A Roswell city councilor said the southeastern New Mexico city may look at increasing security at the Spring River Park and Zoo after an alleged vandal cut gate locks and fencing on five animal exhibits.
Councilor Barry Foster wouldn’t go into specifics because he doesn’t want another incident to occur after four animals had a chance to run free inside the zoo campus Sunday morning.
“No animals were hurt,” Foster said. “The city is going to do what’s necessary to keep animals and visitors safe. Letting animals out of their cages is bothersome. The zoo is in the heart of our citizens.”
A visitor notified zoo staff of a possible cut in the fence housing the red-tailed hawk exhibit, read a news release from the City of Roswell.
The cut left a small opening and the lone hawk was still inside as staffers began checking the zoo.
Exhibits housing a bobcat, coyote, two raccoons and two coatis were vandalized, read the release.
The hawk, coyote and one of the raccoons were found in their respective exhibits in keeper areas, which are used by zookeepers to access the exhibits during care for the animals.
It took zoo staff 15-20 minutes to locate all the animals, read the release.
The other raccoon was found hiding and was returned to its exhibit.
Mayor Dennis Kintigh said other city properties around Roswell besides the zoo were also hit by vandals.
“Vandalism always frustrates me; it’s so senseless,” Kintigh said. “We’ve seen it in a lot of places around the city; a glass door was broken at the city golf course, it’s not related to what happened at the zoo.”
Kintigh said the animals at the zoo were rescued from various places and have been in a closed environment their entire lives.
“They would not be able to function in the wild,” he said. “We need to keep them safe.”
Kintigh said the city is looking at future expansion of the zoo.
“We’re looking at upgrading and getting a new exhibit for the mountain lions, and possibly upgrade the entire facility,” he said.
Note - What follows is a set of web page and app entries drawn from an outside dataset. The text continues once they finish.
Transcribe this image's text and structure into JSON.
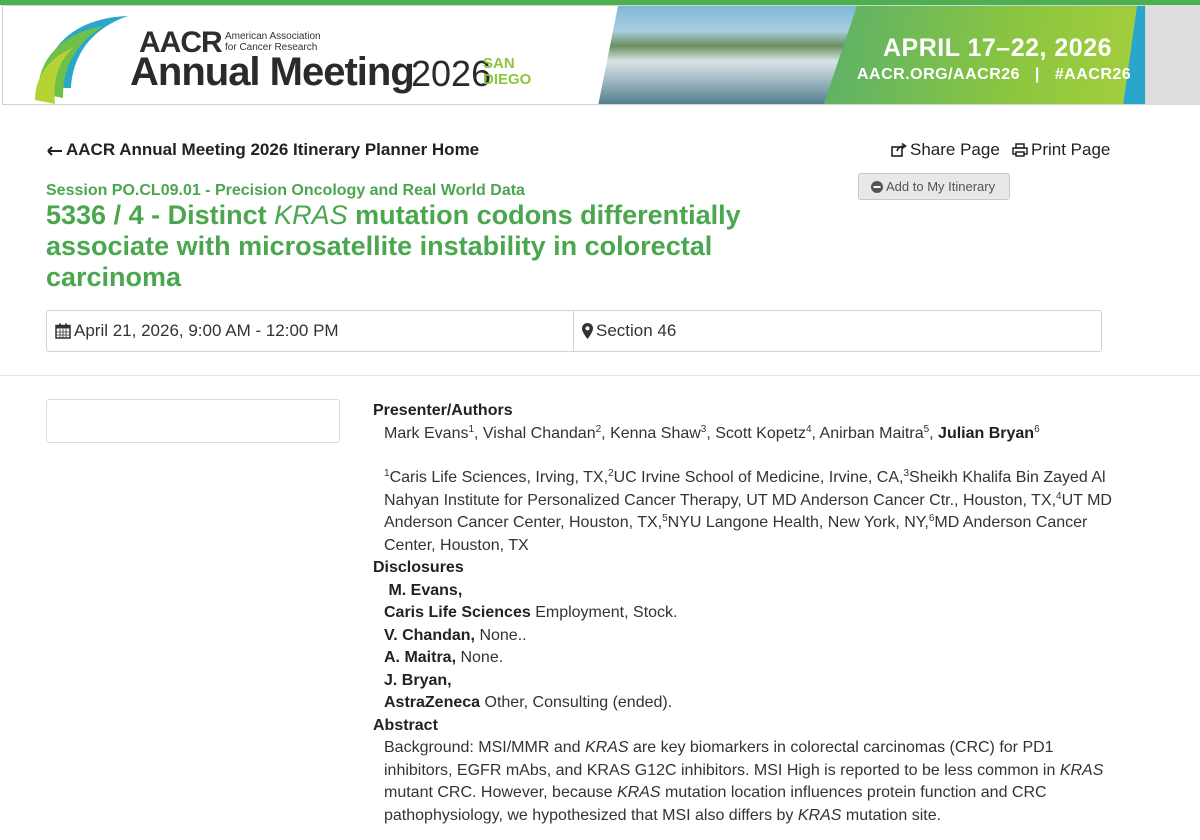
{
  "banner": {
    "org_short": "AACR",
    "org_full_line1": "American Association",
    "org_full_line2": "for Cancer Research",
    "event": "Annual Meeting",
    "year": "2026",
    "city_line1": "SAN",
    "city_line2": "DIEGO",
    "dates": "APRIL 17–22, 2026",
    "url": "AACR.ORG/AACR26",
    "separator": "|",
    "hashtag": "#AACR26",
    "colors": {
      "brand_green": "#4aa74e",
      "accent_lime": "#8dc63f",
      "accent_teal": "#29a6c9"
    }
  },
  "nav": {
    "home_link": "AACR Annual Meeting 2026 Itinerary Planner Home",
    "share": "Share Page",
    "print": "Print Page",
    "add_itinerary": "Add to My Itinerary"
  },
  "session": {
    "label": "Session PO.CL09.01 - Precision Oncology and Real World Data",
    "title_prefix": "5336 / 4 - Distinct ",
    "title_italic": "KRAS",
    "title_suffix": " mutation codons differentially associate with microsatellite instability in colorectal carcinoma",
    "datetime": "April 21, 2026, 9:00 AM - 12:00 PM",
    "location": "Section 46"
  },
  "presenter": {
    "heading": "Presenter/Authors",
    "authors": [
      {
        "name": "Mark Evans",
        "sup": "1",
        "bold": false
      },
      {
        "name": "Vishal Chandan",
        "sup": "2",
        "bold": false
      },
      {
        "name": "Kenna Shaw",
        "sup": "3",
        "bold": false
      },
      {
        "name": "Scott Kopetz",
        "sup": "4",
        "bold": false
      },
      {
        "name": "Anirban Maitra",
        "sup": "5",
        "bold": false
      },
      {
        "name": "Julian Bryan",
        "sup": "6",
        "bold": true
      }
    ],
    "affiliations": [
      {
        "sup": "1",
        "text": "Caris Life Sciences, Irving, TX,"
      },
      {
        "sup": "2",
        "text": "UC Irvine School of Medicine, Irvine, CA,"
      },
      {
        "sup": "3",
        "text": "Sheikh Khalifa Bin Zayed Al Nahyan Institute for Personalized Cancer Therapy, UT MD Anderson Cancer Ctr., Houston, TX,"
      },
      {
        "sup": "4",
        "text": "UT MD Anderson Cancer Center, Houston, TX,"
      },
      {
        "sup": "5",
        "text": "NYU Langone Health, New York, NY,"
      },
      {
        "sup": "6",
        "text": "MD Anderson Cancer Center, Houston, TX"
      }
    ]
  },
  "disclosures": {
    "heading": "Disclosures",
    "items": [
      {
        "name": "M. Evans,",
        "org": "Caris Life Sciences",
        "detail": "Employment, Stock."
      },
      {
        "name": "V. Chandan,",
        "detail": "None.."
      },
      {
        "name": "A. Maitra,",
        "detail": "None."
      },
      {
        "name": "J. Bryan,",
        "org": "AstraZeneca",
        "detail": "Other, Consulting (ended)."
      }
    ]
  },
  "abstract": {
    "heading": "Abstract",
    "text_parts": [
      {
        "t": "Background: MSI/MMR and ",
        "i": false
      },
      {
        "t": "KRAS",
        "i": true
      },
      {
        "t": " are key biomarkers in colorectal carcinomas (CRC) for PD1 inhibitors, EGFR mAbs, and KRAS G12C inhibitors. MSI High is reported to be less common in ",
        "i": false
      },
      {
        "t": "KRAS",
        "i": true
      },
      {
        "t": " mutant CRC. However, because ",
        "i": false
      },
      {
        "t": "KRAS",
        "i": true
      },
      {
        "t": " mutation location influences protein function and CRC pathophysiology, we hypothesized that MSI also differs by ",
        "i": false
      },
      {
        "t": "KRAS",
        "i": true
      },
      {
        "t": " mutation site.",
        "i": false
      }
    ]
  }
}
Despite Sunday’s incident, Kintigh said the zoo is a haven for the animals and visitors.
“Come on by,” he said. “The animals are safe and well cared for.”